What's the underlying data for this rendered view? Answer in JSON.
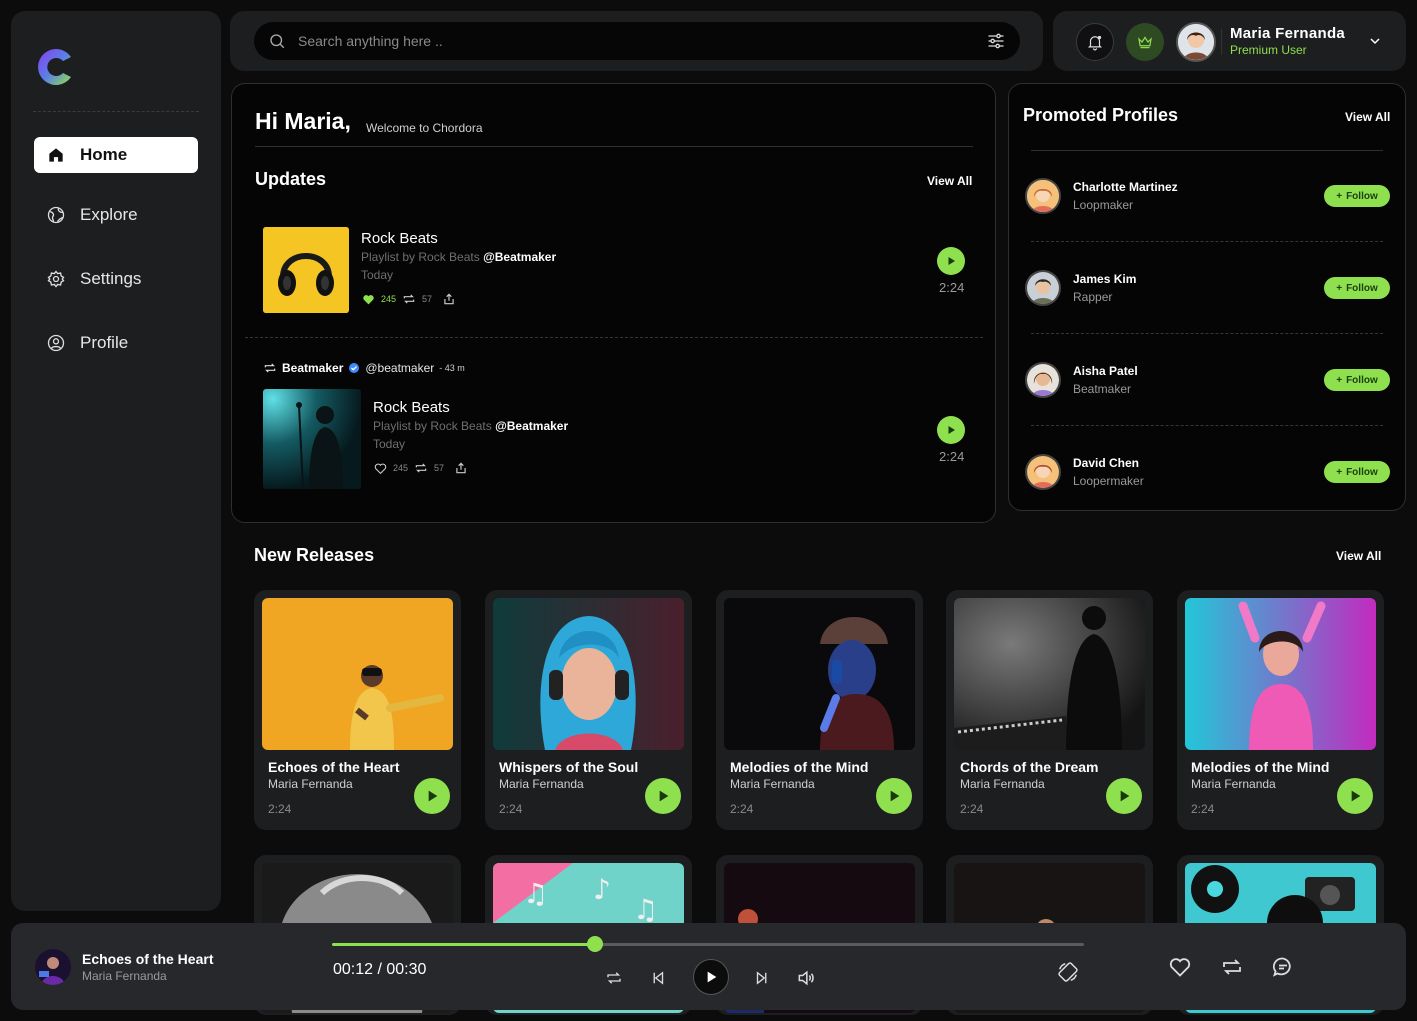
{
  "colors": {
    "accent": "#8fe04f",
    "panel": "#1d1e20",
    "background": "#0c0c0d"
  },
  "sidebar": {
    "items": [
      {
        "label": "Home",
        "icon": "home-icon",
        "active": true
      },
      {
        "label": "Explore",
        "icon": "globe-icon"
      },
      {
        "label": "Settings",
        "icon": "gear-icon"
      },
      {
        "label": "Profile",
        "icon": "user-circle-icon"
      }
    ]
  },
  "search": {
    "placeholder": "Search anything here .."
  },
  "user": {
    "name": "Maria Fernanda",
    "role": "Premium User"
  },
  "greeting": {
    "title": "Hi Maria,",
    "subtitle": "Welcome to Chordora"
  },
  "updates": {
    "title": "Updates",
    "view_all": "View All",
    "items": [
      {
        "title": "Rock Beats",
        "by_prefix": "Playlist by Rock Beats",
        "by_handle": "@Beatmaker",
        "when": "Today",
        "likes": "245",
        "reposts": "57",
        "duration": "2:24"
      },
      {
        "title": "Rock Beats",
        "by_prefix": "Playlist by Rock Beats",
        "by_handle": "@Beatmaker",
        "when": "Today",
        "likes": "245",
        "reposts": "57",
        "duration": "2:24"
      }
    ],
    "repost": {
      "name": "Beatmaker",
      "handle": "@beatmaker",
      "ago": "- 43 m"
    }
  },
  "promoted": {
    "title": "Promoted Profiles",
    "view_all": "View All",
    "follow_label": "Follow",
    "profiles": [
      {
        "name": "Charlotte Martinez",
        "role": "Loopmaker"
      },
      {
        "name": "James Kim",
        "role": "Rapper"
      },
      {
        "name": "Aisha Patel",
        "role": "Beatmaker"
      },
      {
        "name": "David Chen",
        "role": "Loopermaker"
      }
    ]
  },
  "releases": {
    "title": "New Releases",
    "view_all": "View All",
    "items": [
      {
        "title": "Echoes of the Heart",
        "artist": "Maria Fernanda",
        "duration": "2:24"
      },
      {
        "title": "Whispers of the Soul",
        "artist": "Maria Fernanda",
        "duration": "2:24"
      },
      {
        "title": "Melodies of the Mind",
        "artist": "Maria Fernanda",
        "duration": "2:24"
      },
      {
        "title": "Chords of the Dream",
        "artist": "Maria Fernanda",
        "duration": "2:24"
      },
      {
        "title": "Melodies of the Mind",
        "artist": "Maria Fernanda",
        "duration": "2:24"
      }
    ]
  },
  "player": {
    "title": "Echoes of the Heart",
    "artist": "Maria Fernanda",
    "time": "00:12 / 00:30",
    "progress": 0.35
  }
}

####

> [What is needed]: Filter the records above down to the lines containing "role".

> [Result below]:
    "role": "Premium User"
        "role": "Loopmaker"
        "role": "Rapper"
        "role": "Beatmaker"
        "role": "Loopermaker"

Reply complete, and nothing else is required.